6. When I’m gone, people miss me.
When I went to a big church, people didn’t seem to notice much when I wasn’t there. At my small church, I know I will be missed if I can’t attend. I get sad when my fellow church members are gone on Sunday, because I miss them too!
7. When the pastor administers the Lord’s Supper, it feels like a family meal.
Participating in the Lord’s Supper can feel even more intimate in a small church setting. It makes me happy to think about the feast that awaits all of God’s children as I partake of the bread and wine with my brothers and sisters in Christ.
8. I know all the elders.
In my small church, I get to say hello to the elders every week and they all know me. They are always so friendly and encouraging. The elders are devoted to shepherding the congregation, and it gives me peace of mind to know that my family has a group of people who are there 24/7 to care for us.
9. If I have any questions about the Bible or daily life, I can always ask my pastor after church or during the week.
In big churches it can be difficult to connect with the pastor, because he may have more complex and diverse responsibilities. The pastor of my small church is easily accessible if anyone in my family needs pastoral care or answers to theological questions. My pastor has spent many years in seminary and on his own learning about God’s Word, so he is well equipped to answer my family’s questions.
10. My church has fun activities each month.
Whether it’s a chili cook-off, talent show, fellowship meal, or hike, our small church has fun activities for members to do each month. I can join in or not, as my schedule permits. Participating in these activities is a great way to get to know each other, since there is never enough time between services to visit!
11. My church loves to grow.
Even though my church is on the smaller side, we love to grow! When my husband and I first came to visit our church, everyone was very welcoming and friendly and made us feel at home. We were excited to return and hear another wonderful sermon and get to know everyone better. It is always a joy when people come to visit our church. Whether or not visitors join our congregation, it is a great opportunity to meet fellow Christians, as well as seekers who want to learn about God, and encourage them along the way.
12. We are family.

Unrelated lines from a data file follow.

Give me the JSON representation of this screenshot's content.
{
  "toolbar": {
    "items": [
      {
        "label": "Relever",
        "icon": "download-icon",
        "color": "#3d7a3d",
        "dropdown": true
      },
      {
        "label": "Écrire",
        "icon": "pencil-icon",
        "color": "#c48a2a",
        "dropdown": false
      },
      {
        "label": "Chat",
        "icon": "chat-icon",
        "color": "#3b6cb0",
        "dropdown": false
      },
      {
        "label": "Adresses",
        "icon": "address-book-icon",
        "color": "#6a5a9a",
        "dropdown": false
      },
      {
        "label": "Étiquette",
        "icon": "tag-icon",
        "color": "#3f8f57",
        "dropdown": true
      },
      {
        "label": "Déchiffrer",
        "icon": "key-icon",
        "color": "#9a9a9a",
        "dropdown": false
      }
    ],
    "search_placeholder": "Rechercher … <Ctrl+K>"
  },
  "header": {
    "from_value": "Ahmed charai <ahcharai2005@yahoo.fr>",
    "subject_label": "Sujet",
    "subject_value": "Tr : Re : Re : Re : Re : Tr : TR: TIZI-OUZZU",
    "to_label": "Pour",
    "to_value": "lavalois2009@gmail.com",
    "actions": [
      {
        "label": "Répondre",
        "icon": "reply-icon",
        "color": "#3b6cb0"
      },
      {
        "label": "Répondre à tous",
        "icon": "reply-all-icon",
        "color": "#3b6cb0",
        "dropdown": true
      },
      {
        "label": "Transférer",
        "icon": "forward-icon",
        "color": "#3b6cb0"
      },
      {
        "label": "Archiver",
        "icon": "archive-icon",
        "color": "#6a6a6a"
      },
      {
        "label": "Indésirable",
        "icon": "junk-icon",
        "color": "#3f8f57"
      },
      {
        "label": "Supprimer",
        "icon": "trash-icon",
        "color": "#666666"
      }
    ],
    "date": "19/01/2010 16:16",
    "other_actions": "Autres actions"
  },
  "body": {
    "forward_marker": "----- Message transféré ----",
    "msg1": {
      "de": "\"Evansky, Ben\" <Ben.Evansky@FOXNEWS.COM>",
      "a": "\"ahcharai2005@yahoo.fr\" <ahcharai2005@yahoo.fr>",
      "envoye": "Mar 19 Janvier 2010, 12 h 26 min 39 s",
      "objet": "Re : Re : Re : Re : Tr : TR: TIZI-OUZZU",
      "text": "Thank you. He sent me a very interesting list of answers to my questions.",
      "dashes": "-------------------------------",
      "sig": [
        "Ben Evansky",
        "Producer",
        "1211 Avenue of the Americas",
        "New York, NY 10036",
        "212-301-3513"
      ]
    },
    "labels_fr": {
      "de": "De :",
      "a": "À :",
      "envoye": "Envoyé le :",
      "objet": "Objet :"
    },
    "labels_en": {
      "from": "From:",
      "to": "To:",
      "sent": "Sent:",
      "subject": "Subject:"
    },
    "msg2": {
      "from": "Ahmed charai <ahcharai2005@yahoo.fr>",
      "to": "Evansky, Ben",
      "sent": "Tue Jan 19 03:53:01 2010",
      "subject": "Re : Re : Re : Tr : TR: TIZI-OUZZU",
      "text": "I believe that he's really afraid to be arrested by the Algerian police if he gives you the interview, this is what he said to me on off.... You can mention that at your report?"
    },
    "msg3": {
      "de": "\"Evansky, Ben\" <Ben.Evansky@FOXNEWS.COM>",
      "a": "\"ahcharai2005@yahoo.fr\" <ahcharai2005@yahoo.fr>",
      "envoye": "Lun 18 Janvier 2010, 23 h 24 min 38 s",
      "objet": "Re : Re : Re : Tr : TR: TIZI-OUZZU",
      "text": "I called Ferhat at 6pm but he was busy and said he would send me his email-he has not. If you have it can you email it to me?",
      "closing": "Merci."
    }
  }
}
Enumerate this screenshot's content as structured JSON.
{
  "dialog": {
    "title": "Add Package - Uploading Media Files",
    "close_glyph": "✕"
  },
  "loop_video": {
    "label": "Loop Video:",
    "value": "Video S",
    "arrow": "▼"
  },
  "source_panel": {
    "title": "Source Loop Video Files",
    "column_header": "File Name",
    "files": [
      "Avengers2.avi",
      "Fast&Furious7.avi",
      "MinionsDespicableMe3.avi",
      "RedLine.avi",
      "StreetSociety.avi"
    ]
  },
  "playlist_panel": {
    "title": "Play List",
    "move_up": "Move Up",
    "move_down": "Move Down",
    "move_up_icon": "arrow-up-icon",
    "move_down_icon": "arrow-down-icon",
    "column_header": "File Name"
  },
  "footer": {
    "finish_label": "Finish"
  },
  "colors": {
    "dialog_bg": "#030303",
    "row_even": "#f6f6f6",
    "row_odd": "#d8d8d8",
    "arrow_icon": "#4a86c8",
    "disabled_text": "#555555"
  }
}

There is nothing quite like being in a congregation where you know everyone and everyone knows you. My brothers and sisters in Christ love me, and they are there to support me in the happy and difficult times of life, as I am for them. They eagerly support missionaries around the world and show the love of Christ to their neighbors however and whenever they can. Small and big churches are precious gems in Christ’s kingdom. I’m so thankful to the Lord for mine.
Episode 314 | Dr. Michael Horton and Adriel Sanchez answer questions about his hope for the church, Leviticus 18 and homosexuality, the Trinity, and Jesus’ return at...